» ASSIGNED TASK
Return the lines below that carry the word "points".

» RECORDS SHOWN
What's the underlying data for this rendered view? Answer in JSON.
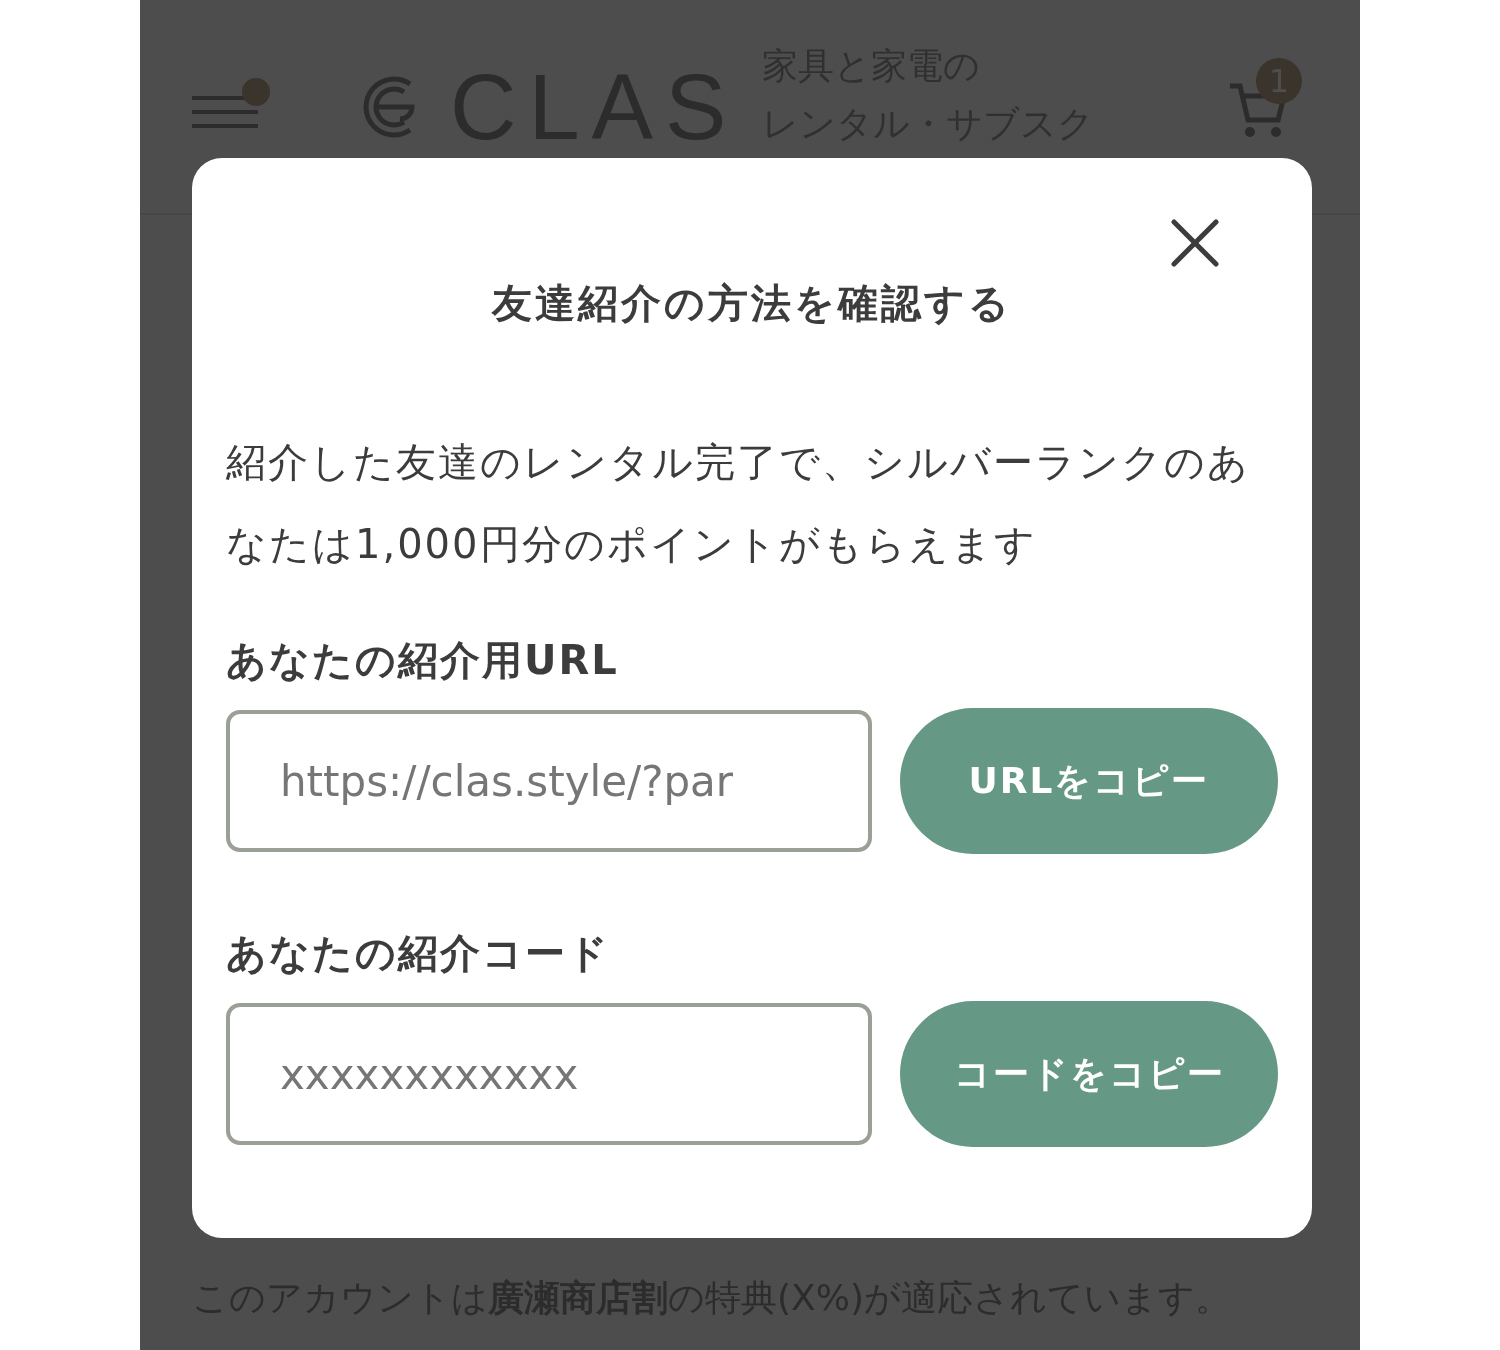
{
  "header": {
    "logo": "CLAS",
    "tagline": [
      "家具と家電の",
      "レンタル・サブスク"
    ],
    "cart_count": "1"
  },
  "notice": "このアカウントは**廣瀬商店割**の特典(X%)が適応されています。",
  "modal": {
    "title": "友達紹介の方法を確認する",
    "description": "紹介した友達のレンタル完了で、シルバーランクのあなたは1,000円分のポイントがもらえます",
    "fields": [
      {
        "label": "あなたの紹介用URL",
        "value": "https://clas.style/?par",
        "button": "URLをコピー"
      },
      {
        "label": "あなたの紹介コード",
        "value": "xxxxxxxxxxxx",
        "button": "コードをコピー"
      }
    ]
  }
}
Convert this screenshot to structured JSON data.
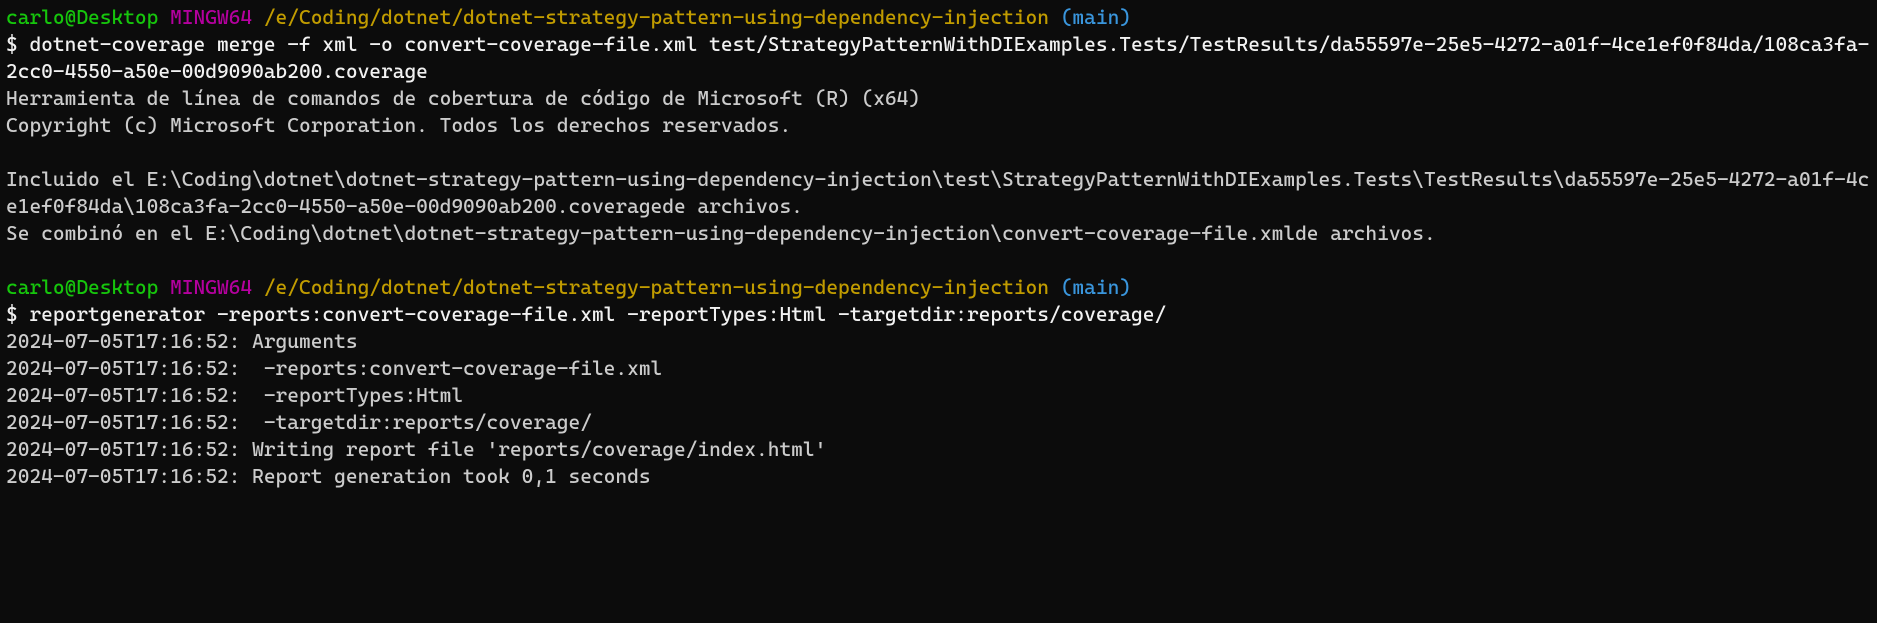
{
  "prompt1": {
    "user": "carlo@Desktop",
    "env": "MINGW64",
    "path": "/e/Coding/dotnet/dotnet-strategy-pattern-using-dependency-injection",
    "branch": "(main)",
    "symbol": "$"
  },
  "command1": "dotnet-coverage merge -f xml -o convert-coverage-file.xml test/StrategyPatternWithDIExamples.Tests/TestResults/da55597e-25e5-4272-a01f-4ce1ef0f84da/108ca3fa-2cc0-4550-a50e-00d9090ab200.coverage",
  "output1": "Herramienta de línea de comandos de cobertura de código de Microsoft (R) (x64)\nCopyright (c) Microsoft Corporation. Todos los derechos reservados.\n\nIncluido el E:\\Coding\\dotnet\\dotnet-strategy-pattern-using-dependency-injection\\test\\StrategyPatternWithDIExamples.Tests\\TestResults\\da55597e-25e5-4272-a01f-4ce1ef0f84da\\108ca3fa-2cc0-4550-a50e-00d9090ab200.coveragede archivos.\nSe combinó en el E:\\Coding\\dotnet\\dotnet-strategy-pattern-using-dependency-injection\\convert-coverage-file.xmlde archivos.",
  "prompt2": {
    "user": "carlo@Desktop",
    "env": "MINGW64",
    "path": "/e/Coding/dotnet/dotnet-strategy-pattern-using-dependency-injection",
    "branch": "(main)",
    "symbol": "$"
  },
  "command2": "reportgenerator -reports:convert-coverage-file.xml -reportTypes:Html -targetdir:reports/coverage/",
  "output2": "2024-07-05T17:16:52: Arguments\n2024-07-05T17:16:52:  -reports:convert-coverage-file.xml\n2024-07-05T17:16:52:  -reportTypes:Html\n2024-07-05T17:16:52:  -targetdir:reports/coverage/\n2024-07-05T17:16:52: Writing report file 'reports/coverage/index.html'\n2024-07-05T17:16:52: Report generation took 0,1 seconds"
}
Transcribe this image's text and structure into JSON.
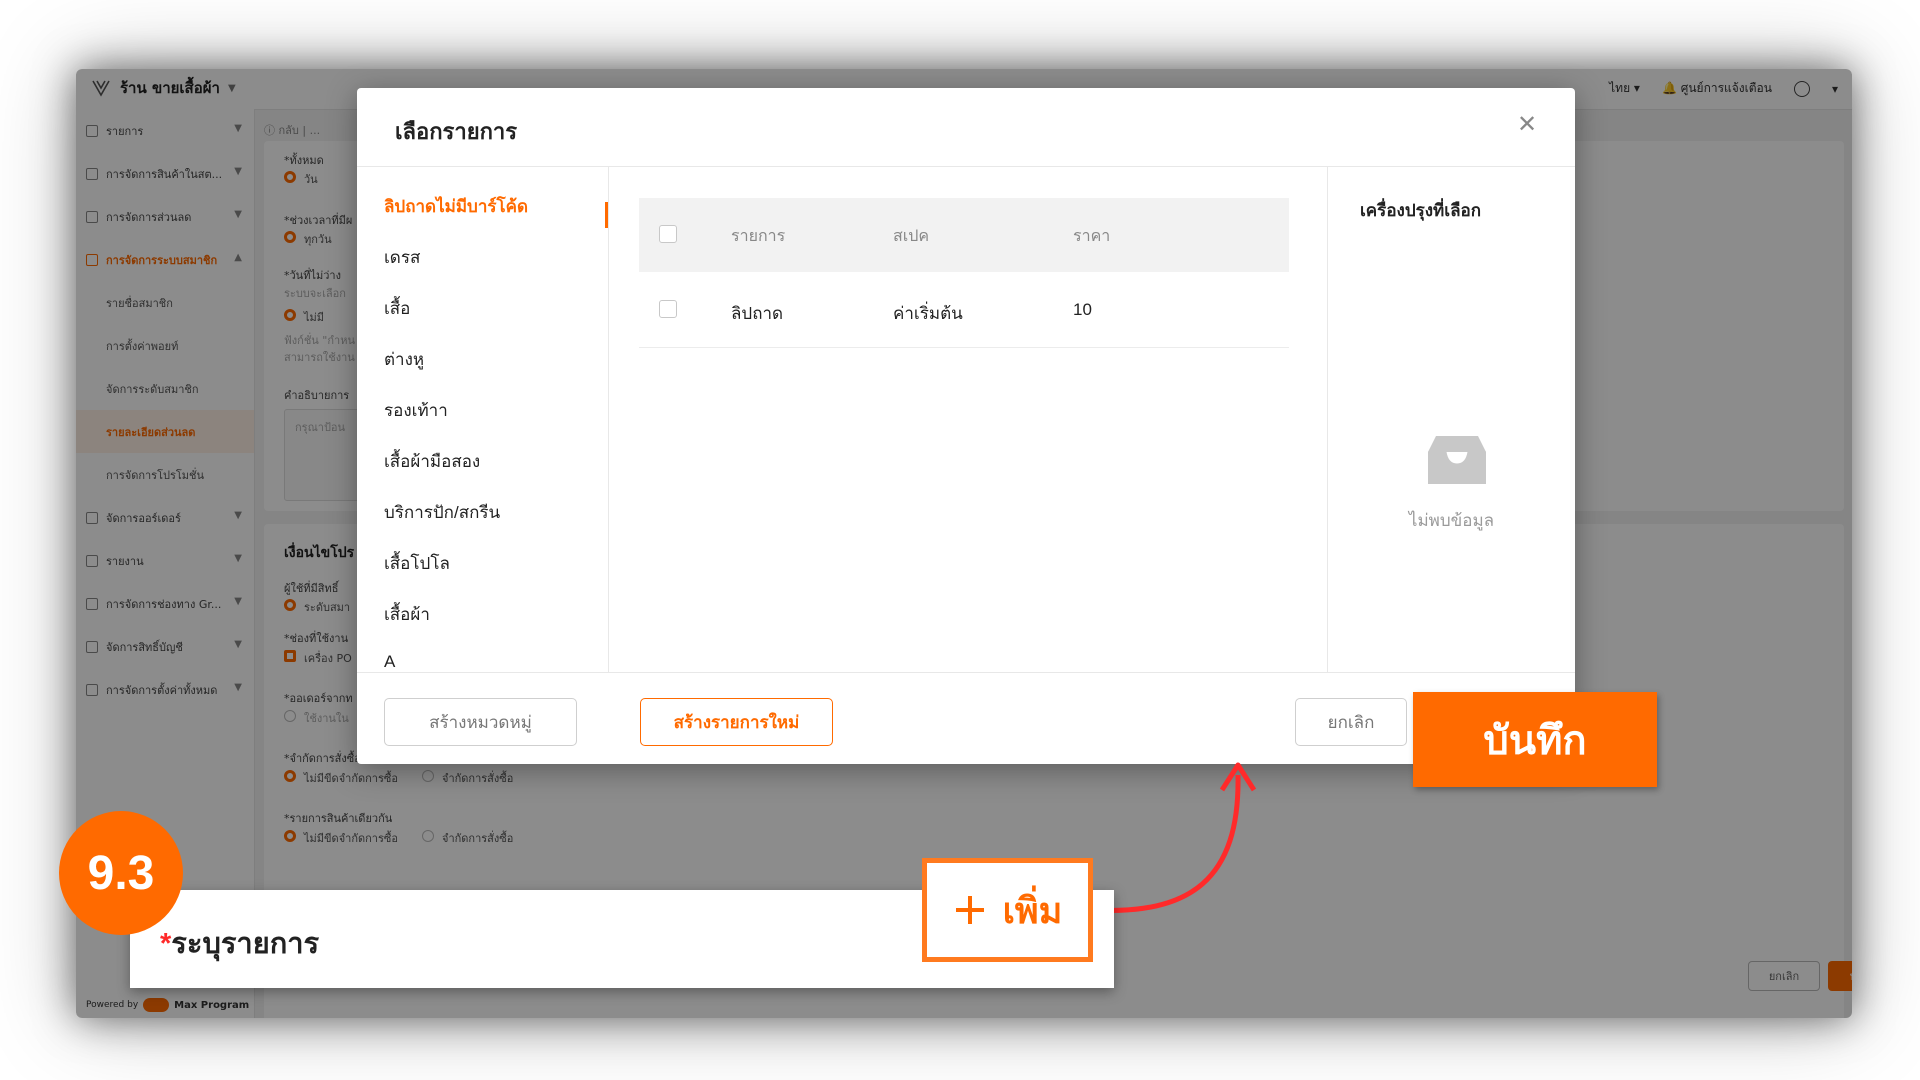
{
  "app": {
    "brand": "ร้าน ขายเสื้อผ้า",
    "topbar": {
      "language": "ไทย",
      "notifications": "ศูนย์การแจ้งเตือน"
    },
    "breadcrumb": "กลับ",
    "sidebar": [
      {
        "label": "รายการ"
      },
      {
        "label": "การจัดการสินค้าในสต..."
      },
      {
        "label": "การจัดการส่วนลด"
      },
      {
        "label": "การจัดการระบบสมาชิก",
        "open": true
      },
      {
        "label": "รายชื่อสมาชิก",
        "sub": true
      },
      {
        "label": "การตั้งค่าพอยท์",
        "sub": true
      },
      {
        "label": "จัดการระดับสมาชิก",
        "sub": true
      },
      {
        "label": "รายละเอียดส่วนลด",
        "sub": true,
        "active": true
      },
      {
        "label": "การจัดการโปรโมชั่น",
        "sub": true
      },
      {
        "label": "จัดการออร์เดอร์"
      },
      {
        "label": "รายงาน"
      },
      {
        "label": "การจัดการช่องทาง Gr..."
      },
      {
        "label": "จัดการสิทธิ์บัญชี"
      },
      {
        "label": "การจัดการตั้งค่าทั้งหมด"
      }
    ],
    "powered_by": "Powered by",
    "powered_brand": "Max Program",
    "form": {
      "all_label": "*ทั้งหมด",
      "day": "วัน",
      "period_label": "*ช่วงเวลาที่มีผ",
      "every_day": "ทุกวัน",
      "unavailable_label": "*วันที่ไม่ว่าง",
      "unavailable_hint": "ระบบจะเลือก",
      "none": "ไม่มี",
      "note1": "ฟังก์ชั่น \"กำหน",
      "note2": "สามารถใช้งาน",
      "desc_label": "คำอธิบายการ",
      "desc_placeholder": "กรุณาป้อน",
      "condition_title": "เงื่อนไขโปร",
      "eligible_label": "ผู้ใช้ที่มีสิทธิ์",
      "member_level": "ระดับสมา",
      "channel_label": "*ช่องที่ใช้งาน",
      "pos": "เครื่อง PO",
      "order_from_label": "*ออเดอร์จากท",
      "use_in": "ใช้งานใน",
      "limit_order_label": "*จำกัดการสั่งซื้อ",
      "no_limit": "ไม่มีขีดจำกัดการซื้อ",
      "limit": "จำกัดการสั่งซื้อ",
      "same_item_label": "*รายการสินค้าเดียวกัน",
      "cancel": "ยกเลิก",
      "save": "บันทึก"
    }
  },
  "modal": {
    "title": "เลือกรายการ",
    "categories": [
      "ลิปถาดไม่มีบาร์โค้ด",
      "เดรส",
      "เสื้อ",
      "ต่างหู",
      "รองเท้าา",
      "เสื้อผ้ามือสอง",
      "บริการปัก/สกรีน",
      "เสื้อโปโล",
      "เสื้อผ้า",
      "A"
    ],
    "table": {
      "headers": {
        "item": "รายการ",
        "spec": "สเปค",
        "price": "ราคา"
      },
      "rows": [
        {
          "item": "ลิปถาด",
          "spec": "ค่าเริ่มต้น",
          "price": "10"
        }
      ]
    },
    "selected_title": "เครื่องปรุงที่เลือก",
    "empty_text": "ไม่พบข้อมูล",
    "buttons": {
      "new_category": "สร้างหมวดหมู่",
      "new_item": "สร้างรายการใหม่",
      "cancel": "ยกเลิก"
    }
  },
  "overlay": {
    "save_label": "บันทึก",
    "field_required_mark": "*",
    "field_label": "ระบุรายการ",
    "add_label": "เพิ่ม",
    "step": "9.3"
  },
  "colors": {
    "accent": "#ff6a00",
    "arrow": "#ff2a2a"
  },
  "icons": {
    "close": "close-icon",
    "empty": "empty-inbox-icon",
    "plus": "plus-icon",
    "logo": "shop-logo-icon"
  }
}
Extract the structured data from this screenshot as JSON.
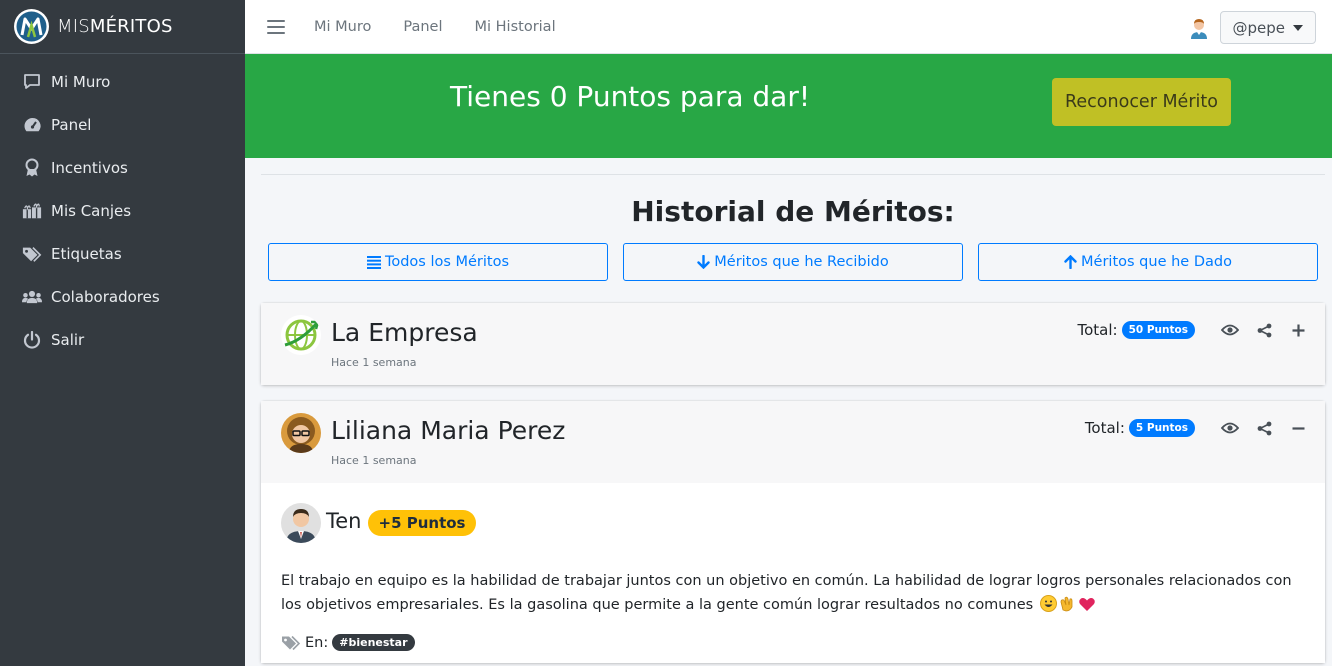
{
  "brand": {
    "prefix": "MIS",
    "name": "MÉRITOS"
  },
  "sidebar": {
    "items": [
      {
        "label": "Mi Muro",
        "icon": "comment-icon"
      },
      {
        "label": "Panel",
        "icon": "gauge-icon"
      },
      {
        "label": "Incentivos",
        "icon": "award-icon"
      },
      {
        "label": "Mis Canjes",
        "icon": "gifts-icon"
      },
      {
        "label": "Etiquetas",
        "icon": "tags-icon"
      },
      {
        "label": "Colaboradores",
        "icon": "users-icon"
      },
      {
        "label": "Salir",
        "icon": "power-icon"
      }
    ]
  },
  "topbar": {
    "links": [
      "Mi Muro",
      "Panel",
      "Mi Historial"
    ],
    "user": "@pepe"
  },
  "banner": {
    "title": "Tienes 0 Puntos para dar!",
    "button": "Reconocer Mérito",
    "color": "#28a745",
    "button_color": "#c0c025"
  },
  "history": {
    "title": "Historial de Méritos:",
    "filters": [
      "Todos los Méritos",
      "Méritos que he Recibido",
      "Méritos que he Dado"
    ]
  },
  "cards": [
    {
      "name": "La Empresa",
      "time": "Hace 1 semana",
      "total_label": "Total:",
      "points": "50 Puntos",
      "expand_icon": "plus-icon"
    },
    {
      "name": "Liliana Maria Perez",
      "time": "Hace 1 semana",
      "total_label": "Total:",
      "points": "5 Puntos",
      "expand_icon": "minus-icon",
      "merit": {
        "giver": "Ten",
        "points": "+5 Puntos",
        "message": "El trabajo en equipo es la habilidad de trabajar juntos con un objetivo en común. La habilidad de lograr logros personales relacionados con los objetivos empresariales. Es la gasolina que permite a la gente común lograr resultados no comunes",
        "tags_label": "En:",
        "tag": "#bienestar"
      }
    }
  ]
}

» PROBLEM SOLUTION
      "points": "50 Puntos",
      "points": "5 Puntos",
        "points": "+5 Puntos",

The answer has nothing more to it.